### Work instruction
Copy each line below exactly.

◆ ◆ ◆ ◆ ◆

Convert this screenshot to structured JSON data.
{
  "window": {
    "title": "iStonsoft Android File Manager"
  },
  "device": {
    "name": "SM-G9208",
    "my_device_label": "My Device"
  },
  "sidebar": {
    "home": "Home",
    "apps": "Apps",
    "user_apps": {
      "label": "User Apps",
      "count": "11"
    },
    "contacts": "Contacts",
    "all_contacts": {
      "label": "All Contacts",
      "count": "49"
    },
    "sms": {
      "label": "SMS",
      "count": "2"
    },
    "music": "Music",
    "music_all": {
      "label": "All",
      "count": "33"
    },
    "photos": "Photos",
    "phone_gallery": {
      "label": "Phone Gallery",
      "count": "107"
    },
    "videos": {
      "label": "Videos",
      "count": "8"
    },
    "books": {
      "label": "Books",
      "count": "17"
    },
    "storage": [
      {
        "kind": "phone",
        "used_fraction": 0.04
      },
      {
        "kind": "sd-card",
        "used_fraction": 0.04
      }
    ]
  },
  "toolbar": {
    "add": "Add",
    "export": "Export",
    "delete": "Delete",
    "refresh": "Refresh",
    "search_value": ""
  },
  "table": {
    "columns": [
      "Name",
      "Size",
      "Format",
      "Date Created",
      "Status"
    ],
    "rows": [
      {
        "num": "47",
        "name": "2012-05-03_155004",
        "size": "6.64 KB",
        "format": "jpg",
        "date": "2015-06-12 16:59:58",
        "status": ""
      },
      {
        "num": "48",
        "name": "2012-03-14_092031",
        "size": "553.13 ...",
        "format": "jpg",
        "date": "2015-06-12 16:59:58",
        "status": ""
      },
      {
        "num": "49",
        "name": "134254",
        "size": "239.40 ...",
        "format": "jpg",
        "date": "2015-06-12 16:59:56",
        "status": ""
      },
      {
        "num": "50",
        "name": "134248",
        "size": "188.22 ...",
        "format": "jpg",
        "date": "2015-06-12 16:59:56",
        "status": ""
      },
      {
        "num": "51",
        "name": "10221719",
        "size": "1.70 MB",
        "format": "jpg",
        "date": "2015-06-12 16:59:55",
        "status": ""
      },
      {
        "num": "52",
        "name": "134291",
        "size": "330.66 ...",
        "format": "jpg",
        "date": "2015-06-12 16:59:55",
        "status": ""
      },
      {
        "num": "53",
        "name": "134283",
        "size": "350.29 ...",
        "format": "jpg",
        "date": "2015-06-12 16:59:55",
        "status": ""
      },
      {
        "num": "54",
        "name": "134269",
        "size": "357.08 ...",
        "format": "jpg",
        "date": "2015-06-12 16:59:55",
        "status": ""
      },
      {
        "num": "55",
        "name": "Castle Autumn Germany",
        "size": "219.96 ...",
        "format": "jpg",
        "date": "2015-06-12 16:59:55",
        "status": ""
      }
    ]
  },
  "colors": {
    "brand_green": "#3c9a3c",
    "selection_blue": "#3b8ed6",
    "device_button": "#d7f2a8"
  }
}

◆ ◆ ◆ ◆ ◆

### Answer below
Convert this screenshot to structured JSON data.
{
  "window": {
    "title": "iStonsoft Android File Manager"
  },
  "device": {
    "name": "SM-G9208",
    "my_device_label": "My Device"
  },
  "sidebar": {
    "home": "Home",
    "apps": "Apps",
    "user_apps": {
      "label": "User Apps",
      "count": "11"
    },
    "contacts": "Contacts",
    "all_contacts": {
      "label": "All Contacts",
      "count": "49"
    },
    "sms": {
      "label": "SMS",
      "count": "2"
    },
    "music": "Music",
    "music_all": {
      "label": "All",
      "count": "33"
    },
    "photos": "Photos",
    "phone_gallery": {
      "label": "Phone Gallery",
      "count": "107"
    },
    "videos": {
      "label": "Videos",
      "count": "8"
    },
    "books": {
      "label": "Books",
      "count": "17"
    },
    "storage": [
      {
        "kind": "phone",
        "used_fraction": 0.04
      },
      {
        "kind": "sd-card",
        "used_fraction": 0.04
      }
    ]
  },
  "toolbar": {
    "add": "Add",
    "export": "Export",
    "delete": "Delete",
    "refresh": "Refresh",
    "search_value": ""
  },
  "table": {
    "columns": [
      "Name",
      "Size",
      "Format",
      "Date Created",
      "Status"
    ],
    "rows": [
      {
        "num": "47",
        "name": "2012-05-03_155004",
        "size": "6.64 KB",
        "format": "jpg",
        "date": "2015-06-12 16:59:58",
        "status": ""
      },
      {
        "num": "48",
        "name": "2012-03-14_092031",
        "size": "553.13 ...",
        "format": "jpg",
        "date": "2015-06-12 16:59:58",
        "status": ""
      },
      {
        "num": "49",
        "name": "134254",
        "size": "239.40 ...",
        "format": "jpg",
        "date": "2015-06-12 16:59:56",
        "status": ""
      },
      {
        "num": "50",
        "name": "134248",
        "size": "188.22 ...",
        "format": "jpg",
        "date": "2015-06-12 16:59:56",
        "status": ""
      },
      {
        "num": "51",
        "name": "10221719",
        "size": "1.70 MB",
        "format": "jpg",
        "date": "2015-06-12 16:59:55",
        "status": ""
      },
      {
        "num": "52",
        "name": "134291",
        "size": "330.66 ...",
        "format": "jpg",
        "date": "2015-06-12 16:59:55",
        "status": ""
      },
      {
        "num": "53",
        "name": "134283",
        "size": "350.29 ...",
        "format": "jpg",
        "date": "2015-06-12 16:59:55",
        "status": ""
      },
      {
        "num": "54",
        "name": "134269",
        "size": "357.08 ...",
        "format": "jpg",
        "date": "2015-06-12 16:59:55",
        "status": ""
      },
      {
        "num": "55",
        "name": "Castle Autumn Germany",
        "size": "219.96 ...",
        "format": "jpg",
        "date": "2015-06-12 16:59:55",
        "status": ""
      }
    ]
  },
  "colors": {
    "brand_green": "#3c9a3c",
    "selection_blue": "#3b8ed6",
    "device_button": "#d7f2a8"
  }
}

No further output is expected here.